Utah, including Summit County, is experiencing an increase in cases of Pertussis (Whooping Cough). Pertussis was often considered a childhood disease of the past. But in the last decade, Pertussis cases have been on the rise nationally.
Pertussis is a highly contagious bacterial infection spread through coughing and sneezing and is treatable with antibiotics. Symptoms usually appear within 7‐21 days of exposure. Symptoms start out much like the common cold with a runny nose, sneezing, low-grade fever, and mild occasional cough. These symptoms gradually become more severe and include spasms of coughing, an inspiratory whoop, and sometimes vomiting after a violent episode of coughing.
Camel’s 100th Birthday is Nothing to Celebrate
We all know the death and disease caused by cigarettes is nothing to celebrate.

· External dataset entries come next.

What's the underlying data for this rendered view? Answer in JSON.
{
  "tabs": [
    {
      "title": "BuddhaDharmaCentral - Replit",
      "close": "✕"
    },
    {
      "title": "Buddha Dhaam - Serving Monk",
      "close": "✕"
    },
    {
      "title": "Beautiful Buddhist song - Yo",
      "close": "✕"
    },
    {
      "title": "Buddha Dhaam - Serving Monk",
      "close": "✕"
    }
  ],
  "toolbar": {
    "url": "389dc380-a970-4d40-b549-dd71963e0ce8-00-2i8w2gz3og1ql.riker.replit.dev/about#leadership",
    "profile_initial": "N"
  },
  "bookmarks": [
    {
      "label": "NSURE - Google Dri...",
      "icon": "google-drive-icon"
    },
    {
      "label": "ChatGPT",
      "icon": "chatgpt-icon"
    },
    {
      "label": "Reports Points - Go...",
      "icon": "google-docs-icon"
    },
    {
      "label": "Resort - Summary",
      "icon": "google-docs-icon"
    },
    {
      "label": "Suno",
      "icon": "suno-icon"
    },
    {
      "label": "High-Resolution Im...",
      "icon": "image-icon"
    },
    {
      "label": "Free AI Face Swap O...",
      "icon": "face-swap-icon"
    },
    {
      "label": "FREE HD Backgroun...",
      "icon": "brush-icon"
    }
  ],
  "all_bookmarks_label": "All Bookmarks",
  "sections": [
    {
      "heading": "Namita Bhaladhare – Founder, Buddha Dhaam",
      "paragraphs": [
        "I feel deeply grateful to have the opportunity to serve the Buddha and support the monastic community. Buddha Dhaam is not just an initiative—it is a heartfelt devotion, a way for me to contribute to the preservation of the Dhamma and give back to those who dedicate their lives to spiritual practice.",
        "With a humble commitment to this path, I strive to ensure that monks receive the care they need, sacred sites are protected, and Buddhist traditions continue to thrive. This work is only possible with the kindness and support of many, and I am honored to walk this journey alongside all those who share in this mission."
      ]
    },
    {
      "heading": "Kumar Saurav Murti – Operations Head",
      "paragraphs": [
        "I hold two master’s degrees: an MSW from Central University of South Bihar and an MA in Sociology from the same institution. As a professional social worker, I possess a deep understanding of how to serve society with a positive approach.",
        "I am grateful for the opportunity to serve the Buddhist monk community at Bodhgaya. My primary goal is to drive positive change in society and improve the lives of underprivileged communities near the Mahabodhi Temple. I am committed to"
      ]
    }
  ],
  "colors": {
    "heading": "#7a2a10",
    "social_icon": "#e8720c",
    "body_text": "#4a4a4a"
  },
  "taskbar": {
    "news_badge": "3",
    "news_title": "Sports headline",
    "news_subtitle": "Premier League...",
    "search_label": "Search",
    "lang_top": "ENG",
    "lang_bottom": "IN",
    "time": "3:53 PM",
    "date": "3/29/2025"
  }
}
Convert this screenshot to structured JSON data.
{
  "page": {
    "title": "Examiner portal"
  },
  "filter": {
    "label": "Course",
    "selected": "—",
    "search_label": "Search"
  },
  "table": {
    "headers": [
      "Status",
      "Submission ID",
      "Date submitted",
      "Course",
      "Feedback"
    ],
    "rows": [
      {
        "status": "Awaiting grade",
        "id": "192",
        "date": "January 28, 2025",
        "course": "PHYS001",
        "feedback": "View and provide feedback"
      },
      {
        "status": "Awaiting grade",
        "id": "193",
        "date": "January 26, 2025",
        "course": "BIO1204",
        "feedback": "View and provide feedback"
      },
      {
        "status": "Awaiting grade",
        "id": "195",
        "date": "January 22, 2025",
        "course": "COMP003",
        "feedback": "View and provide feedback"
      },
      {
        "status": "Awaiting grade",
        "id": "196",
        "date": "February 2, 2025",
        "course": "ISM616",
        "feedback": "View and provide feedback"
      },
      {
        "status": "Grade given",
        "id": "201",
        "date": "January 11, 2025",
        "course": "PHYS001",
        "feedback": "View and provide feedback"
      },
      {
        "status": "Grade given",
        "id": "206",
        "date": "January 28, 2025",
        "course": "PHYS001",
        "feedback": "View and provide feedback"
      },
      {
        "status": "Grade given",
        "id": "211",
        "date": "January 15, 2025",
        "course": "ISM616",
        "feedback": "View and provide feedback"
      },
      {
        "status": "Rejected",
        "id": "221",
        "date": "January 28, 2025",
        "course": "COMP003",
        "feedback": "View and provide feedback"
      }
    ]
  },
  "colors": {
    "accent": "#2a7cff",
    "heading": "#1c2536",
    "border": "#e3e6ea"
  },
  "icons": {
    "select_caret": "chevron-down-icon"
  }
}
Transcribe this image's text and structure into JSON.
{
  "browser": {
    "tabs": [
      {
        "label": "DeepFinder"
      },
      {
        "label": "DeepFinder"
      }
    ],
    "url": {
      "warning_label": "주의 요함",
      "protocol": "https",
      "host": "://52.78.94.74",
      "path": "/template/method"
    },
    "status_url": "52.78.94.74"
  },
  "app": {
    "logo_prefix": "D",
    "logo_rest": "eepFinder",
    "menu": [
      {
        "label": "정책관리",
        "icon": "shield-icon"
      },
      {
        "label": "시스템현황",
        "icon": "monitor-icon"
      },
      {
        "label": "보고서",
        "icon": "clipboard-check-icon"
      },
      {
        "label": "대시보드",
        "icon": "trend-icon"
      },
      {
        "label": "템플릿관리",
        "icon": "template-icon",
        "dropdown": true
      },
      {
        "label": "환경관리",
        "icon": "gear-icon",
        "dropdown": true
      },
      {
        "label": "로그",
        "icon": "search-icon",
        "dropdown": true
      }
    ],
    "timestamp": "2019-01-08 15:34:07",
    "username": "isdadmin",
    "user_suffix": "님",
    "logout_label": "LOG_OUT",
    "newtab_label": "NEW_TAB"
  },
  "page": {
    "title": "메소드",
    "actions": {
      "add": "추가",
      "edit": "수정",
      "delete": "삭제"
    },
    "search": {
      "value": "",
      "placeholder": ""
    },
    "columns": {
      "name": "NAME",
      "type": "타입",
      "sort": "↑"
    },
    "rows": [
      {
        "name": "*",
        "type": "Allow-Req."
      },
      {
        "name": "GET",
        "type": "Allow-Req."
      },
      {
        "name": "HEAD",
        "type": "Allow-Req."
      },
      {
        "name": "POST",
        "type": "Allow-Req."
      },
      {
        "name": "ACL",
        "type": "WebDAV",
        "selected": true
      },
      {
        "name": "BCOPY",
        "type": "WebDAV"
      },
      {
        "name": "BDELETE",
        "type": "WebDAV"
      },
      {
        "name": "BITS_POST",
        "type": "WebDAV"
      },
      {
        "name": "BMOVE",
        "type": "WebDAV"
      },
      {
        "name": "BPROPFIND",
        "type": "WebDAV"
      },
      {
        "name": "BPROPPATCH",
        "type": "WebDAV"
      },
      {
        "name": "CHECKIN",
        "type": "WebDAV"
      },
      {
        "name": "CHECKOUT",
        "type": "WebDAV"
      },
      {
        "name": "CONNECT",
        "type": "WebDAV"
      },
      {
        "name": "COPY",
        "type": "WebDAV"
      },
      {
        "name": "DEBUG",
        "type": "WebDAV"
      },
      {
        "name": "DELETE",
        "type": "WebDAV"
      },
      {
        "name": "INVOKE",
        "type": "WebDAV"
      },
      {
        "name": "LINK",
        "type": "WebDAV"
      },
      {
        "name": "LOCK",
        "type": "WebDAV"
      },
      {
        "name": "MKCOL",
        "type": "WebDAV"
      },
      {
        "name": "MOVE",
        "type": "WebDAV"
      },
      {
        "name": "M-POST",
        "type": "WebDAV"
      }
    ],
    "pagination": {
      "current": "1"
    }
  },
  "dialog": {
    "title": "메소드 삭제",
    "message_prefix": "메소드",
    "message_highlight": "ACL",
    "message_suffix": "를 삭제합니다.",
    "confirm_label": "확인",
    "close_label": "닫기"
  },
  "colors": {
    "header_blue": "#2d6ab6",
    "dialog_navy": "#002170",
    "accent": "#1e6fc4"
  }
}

But that isn’t stopping R.J. Reynolds from celebrating the 100th birthday of its Camel cigarettes this year. Their Camel web site touts “A Century of Camel” and urges visitors to “Celebrate the original that sparked a tradition.” Visit the Camel Kills website to send them an unhappy birthday card.
The Summit County Health Department is launching our new Thriving Lifestyles Program. This program has been created to promote healthy communities, a healthy environment and healthy lives through information, resources and community engagement.
Visit www.ThrivingLives.org for tips, actions and ideas to thrive as families, individuals and communities.
The 2012 report for the Summit County Health Department is now available by clicking here.
Some of the highlights from 2012 include a review of our role in last summer’s wildfires, an innovative exercise with Park City High School and the University of Utah, along with an update on on-site wastewater issues.
Parents agree that feeding and sleep schedules are important to help keep their children healthy. The same goes for childhood immunizations. Vaccinating children on time is the best way to protect them against 14 serious and potentially deadly diseases before their second birthday.